Input material START

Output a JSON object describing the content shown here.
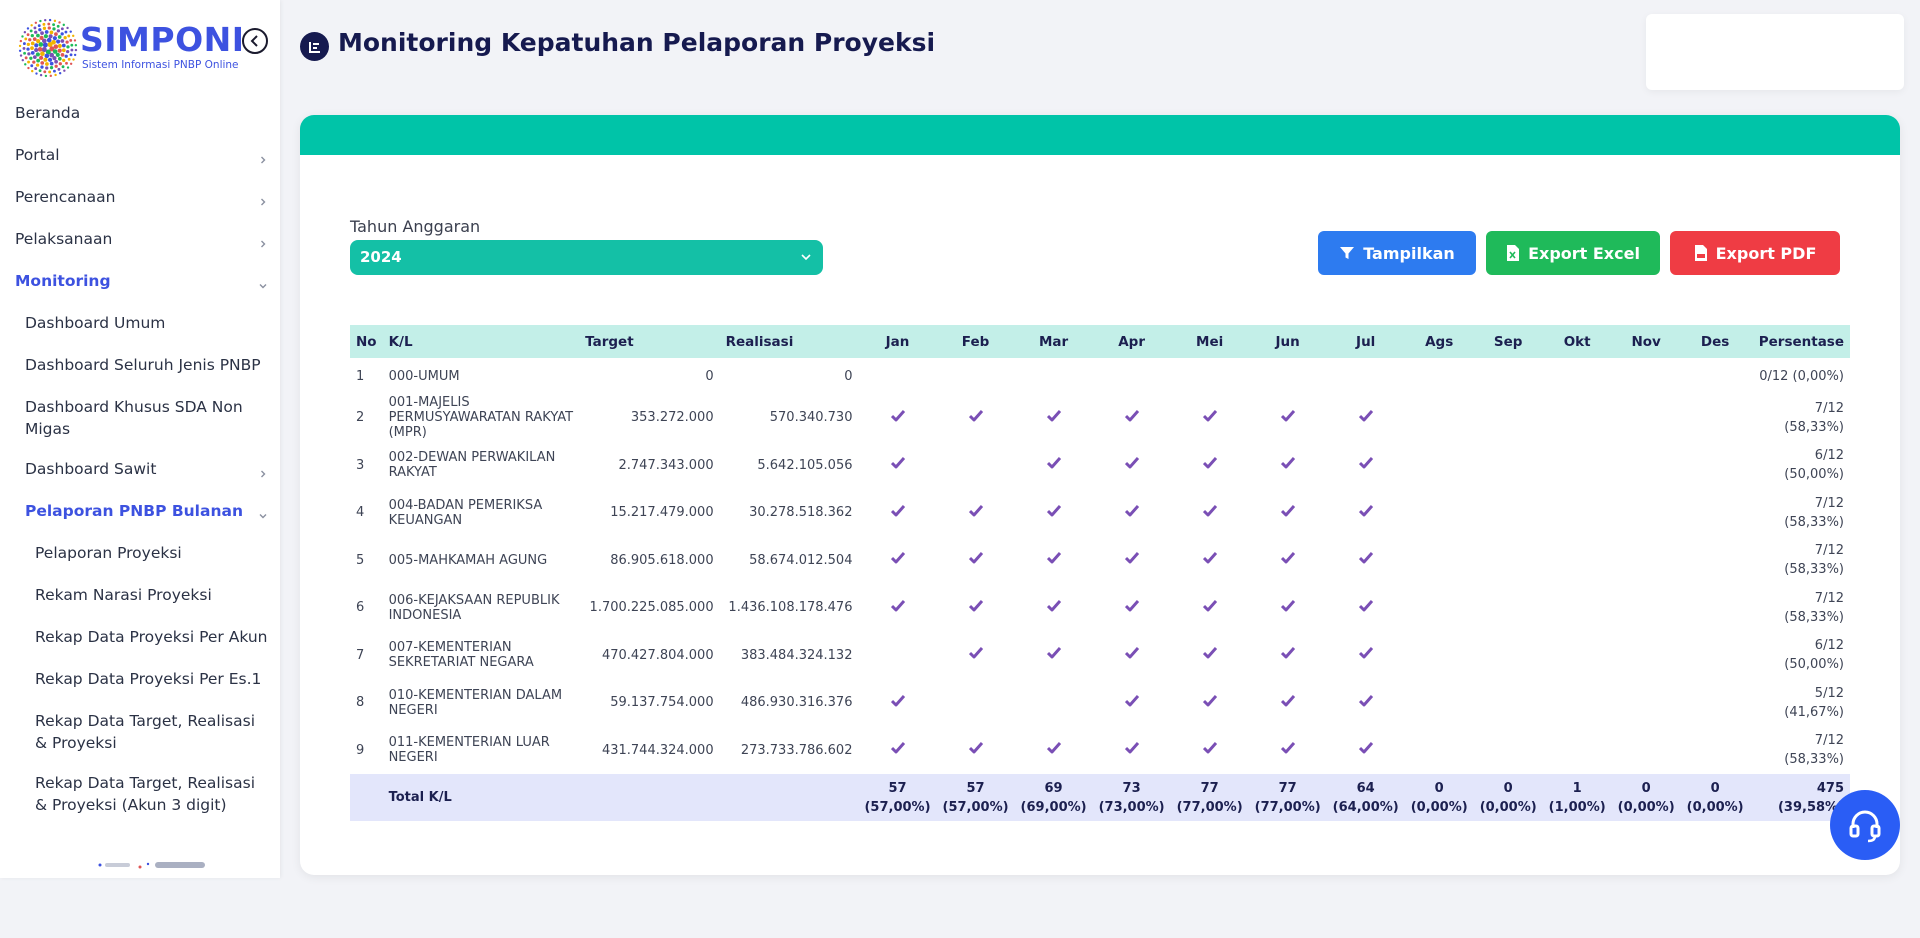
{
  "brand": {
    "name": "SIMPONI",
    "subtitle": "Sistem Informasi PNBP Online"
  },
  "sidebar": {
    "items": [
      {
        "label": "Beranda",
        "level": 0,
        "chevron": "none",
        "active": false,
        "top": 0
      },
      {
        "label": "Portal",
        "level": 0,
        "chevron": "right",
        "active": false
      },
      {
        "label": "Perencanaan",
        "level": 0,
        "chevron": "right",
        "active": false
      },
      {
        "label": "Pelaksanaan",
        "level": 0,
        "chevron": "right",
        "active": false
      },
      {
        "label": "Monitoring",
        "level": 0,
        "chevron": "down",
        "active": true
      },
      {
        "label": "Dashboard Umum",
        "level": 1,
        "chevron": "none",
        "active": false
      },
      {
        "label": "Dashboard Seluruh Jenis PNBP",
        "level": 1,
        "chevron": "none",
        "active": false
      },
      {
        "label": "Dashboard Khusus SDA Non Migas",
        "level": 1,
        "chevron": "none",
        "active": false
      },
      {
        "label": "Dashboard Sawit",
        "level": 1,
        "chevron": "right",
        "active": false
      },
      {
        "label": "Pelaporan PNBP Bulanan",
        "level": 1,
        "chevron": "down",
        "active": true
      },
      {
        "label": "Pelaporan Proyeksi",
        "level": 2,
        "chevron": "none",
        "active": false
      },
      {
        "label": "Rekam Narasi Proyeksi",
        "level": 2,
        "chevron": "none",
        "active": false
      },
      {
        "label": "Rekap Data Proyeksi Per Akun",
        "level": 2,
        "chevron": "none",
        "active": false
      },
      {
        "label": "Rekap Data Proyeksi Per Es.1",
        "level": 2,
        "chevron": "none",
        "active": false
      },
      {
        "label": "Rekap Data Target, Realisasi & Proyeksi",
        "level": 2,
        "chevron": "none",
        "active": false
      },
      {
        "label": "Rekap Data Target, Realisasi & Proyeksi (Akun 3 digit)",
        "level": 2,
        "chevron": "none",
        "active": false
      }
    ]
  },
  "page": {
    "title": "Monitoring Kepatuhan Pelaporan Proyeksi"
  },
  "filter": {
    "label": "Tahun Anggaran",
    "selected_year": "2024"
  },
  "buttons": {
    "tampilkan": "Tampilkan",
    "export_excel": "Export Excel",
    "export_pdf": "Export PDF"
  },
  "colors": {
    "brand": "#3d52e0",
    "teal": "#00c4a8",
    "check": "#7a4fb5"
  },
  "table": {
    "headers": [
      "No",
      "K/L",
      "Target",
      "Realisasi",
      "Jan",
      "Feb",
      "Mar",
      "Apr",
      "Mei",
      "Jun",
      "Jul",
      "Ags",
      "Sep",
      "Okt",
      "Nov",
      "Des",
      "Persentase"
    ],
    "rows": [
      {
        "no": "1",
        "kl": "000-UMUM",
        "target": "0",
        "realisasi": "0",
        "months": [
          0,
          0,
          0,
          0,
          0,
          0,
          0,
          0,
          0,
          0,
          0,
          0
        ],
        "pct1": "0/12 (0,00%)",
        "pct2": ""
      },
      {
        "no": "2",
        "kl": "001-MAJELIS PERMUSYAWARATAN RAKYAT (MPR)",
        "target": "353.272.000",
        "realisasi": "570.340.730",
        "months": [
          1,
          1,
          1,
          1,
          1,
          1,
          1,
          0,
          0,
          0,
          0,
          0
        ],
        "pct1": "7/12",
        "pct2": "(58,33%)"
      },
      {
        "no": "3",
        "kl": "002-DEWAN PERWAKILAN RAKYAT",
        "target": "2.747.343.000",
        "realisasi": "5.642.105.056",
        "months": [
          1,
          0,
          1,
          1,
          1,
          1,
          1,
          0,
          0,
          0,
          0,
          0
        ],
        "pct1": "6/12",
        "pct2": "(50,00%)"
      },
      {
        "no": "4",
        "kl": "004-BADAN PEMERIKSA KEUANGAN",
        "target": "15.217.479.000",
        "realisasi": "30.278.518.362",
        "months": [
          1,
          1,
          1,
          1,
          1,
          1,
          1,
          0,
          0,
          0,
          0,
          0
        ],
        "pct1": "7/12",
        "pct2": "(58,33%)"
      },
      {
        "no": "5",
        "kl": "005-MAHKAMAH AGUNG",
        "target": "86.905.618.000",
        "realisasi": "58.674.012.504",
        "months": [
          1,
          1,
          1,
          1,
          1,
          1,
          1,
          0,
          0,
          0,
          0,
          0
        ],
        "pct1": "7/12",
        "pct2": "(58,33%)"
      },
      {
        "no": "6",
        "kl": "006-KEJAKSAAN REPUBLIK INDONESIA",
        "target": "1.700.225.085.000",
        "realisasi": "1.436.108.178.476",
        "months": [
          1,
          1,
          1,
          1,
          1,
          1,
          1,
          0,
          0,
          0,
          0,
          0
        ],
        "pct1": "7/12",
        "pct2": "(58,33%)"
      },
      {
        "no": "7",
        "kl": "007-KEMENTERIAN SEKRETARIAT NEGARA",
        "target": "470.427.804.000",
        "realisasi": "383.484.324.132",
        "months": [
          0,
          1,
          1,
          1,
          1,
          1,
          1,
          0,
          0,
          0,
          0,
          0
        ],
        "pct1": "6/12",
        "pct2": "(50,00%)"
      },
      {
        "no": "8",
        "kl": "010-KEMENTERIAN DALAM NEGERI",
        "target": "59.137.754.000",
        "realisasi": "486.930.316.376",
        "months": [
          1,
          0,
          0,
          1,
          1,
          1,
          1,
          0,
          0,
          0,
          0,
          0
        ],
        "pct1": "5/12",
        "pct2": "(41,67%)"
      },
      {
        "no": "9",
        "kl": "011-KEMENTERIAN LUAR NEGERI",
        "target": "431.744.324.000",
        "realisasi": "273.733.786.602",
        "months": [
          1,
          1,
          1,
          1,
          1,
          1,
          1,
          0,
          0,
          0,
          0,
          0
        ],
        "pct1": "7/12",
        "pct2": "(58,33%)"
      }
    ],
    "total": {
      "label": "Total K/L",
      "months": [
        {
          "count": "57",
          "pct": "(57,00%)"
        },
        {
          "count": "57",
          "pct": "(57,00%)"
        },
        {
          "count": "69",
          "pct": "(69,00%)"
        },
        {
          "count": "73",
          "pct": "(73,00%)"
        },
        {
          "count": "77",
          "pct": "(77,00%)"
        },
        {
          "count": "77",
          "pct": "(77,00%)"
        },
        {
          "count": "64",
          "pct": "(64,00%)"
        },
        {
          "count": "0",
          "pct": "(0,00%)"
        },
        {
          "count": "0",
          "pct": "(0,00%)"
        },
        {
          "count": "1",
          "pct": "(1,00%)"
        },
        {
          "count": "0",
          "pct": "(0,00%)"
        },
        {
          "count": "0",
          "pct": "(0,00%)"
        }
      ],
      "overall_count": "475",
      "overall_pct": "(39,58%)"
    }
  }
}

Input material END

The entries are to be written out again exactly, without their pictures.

Written response:
Output a JSON object describing the content shown here.
{
  "brand": {
    "name": "SIMPONI",
    "subtitle": "Sistem Informasi PNBP Online"
  },
  "sidebar": {
    "items": [
      {
        "label": "Beranda",
        "level": 0,
        "chevron": "none",
        "active": false,
        "top": 0
      },
      {
        "label": "Portal",
        "level": 0,
        "chevron": "right",
        "active": false
      },
      {
        "label": "Perencanaan",
        "level": 0,
        "chevron": "right",
        "active": false
      },
      {
        "label": "Pelaksanaan",
        "level": 0,
        "chevron": "right",
        "active": false
      },
      {
        "label": "Monitoring",
        "level": 0,
        "chevron": "down",
        "active": true
      },
      {
        "label": "Dashboard Umum",
        "level": 1,
        "chevron": "none",
        "active": false
      },
      {
        "label": "Dashboard Seluruh Jenis PNBP",
        "level": 1,
        "chevron": "none",
        "active": false
      },
      {
        "label": "Dashboard Khusus SDA Non Migas",
        "level": 1,
        "chevron": "none",
        "active": false
      },
      {
        "label": "Dashboard Sawit",
        "level": 1,
        "chevron": "right",
        "active": false
      },
      {
        "label": "Pelaporan PNBP Bulanan",
        "level": 1,
        "chevron": "down",
        "active": true
      },
      {
        "label": "Pelaporan Proyeksi",
        "level": 2,
        "chevron": "none",
        "active": false
      },
      {
        "label": "Rekam Narasi Proyeksi",
        "level": 2,
        "chevron": "none",
        "active": false
      },
      {
        "label": "Rekap Data Proyeksi Per Akun",
        "level": 2,
        "chevron": "none",
        "active": false
      },
      {
        "label": "Rekap Data Proyeksi Per Es.1",
        "level": 2,
        "chevron": "none",
        "active": false
      },
      {
        "label": "Rekap Data Target, Realisasi & Proyeksi",
        "level": 2,
        "chevron": "none",
        "active": false
      },
      {
        "label": "Rekap Data Target, Realisasi & Proyeksi (Akun 3 digit)",
        "level": 2,
        "chevron": "none",
        "active": false
      }
    ]
  },
  "page": {
    "title": "Monitoring Kepatuhan Pelaporan Proyeksi"
  },
  "filter": {
    "label": "Tahun Anggaran",
    "selected_year": "2024"
  },
  "buttons": {
    "tampilkan": "Tampilkan",
    "export_excel": "Export Excel",
    "export_pdf": "Export PDF"
  },
  "colors": {
    "brand": "#3d52e0",
    "teal": "#00c4a8",
    "check": "#7a4fb5"
  },
  "table": {
    "headers": [
      "No",
      "K/L",
      "Target",
      "Realisasi",
      "Jan",
      "Feb",
      "Mar",
      "Apr",
      "Mei",
      "Jun",
      "Jul",
      "Ags",
      "Sep",
      "Okt",
      "Nov",
      "Des",
      "Persentase"
    ],
    "rows": [
      {
        "no": "1",
        "kl": "000-UMUM",
        "target": "0",
        "realisasi": "0",
        "months": [
          0,
          0,
          0,
          0,
          0,
          0,
          0,
          0,
          0,
          0,
          0,
          0
        ],
        "pct1": "0/12 (0,00%)",
        "pct2": ""
      },
      {
        "no": "2",
        "kl": "001-MAJELIS PERMUSYAWARATAN RAKYAT (MPR)",
        "target": "353.272.000",
        "realisasi": "570.340.730",
        "months": [
          1,
          1,
          1,
          1,
          1,
          1,
          1,
          0,
          0,
          0,
          0,
          0
        ],
        "pct1": "7/12",
        "pct2": "(58,33%)"
      },
      {
        "no": "3",
        "kl": "002-DEWAN PERWAKILAN RAKYAT",
        "target": "2.747.343.000",
        "realisasi": "5.642.105.056",
        "months": [
          1,
          0,
          1,
          1,
          1,
          1,
          1,
          0,
          0,
          0,
          0,
          0
        ],
        "pct1": "6/12",
        "pct2": "(50,00%)"
      },
      {
        "no": "4",
        "kl": "004-BADAN PEMERIKSA KEUANGAN",
        "target": "15.217.479.000",
        "realisasi": "30.278.518.362",
        "months": [
          1,
          1,
          1,
          1,
          1,
          1,
          1,
          0,
          0,
          0,
          0,
          0
        ],
        "pct1": "7/12",
        "pct2": "(58,33%)"
      },
      {
        "no": "5",
        "kl": "005-MAHKAMAH AGUNG",
        "target": "86.905.618.000",
        "realisasi": "58.674.012.504",
        "months": [
          1,
          1,
          1,
          1,
          1,
          1,
          1,
          0,
          0,
          0,
          0,
          0
        ],
        "pct1": "7/12",
        "pct2": "(58,33%)"
      },
      {
        "no": "6",
        "kl": "006-KEJAKSAAN REPUBLIK INDONESIA",
        "target": "1.700.225.085.000",
        "realisasi": "1.436.108.178.476",
        "months": [
          1,
          1,
          1,
          1,
          1,
          1,
          1,
          0,
          0,
          0,
          0,
          0
        ],
        "pct1": "7/12",
        "pct2": "(58,33%)"
      },
      {
        "no": "7",
        "kl": "007-KEMENTERIAN SEKRETARIAT NEGARA",
        "target": "470.427.804.000",
        "realisasi": "383.484.324.132",
        "months": [
          0,
          1,
          1,
          1,
          1,
          1,
          1,
          0,
          0,
          0,
          0,
          0
        ],
        "pct1": "6/12",
        "pct2": "(50,00%)"
      },
      {
        "no": "8",
        "kl": "010-KEMENTERIAN DALAM NEGERI",
        "target": "59.137.754.000",
        "realisasi": "486.930.316.376",
        "months": [
          1,
          0,
          0,
          1,
          1,
          1,
          1,
          0,
          0,
          0,
          0,
          0
        ],
        "pct1": "5/12",
        "pct2": "(41,67%)"
      },
      {
        "no": "9",
        "kl": "011-KEMENTERIAN LUAR NEGERI",
        "target": "431.744.324.000",
        "realisasi": "273.733.786.602",
        "months": [
          1,
          1,
          1,
          1,
          1,
          1,
          1,
          0,
          0,
          0,
          0,
          0
        ],
        "pct1": "7/12",
        "pct2": "(58,33%)"
      }
    ],
    "total": {
      "label": "Total K/L",
      "months": [
        {
          "count": "57",
          "pct": "(57,00%)"
        },
        {
          "count": "57",
          "pct": "(57,00%)"
        },
        {
          "count": "69",
          "pct": "(69,00%)"
        },
        {
          "count": "73",
          "pct": "(73,00%)"
        },
        {
          "count": "77",
          "pct": "(77,00%)"
        },
        {
          "count": "77",
          "pct": "(77,00%)"
        },
        {
          "count": "64",
          "pct": "(64,00%)"
        },
        {
          "count": "0",
          "pct": "(0,00%)"
        },
        {
          "count": "0",
          "pct": "(0,00%)"
        },
        {
          "count": "1",
          "pct": "(1,00%)"
        },
        {
          "count": "0",
          "pct": "(0,00%)"
        },
        {
          "count": "0",
          "pct": "(0,00%)"
        }
      ],
      "overall_count": "475",
      "overall_pct": "(39,58%)"
    }
  }
}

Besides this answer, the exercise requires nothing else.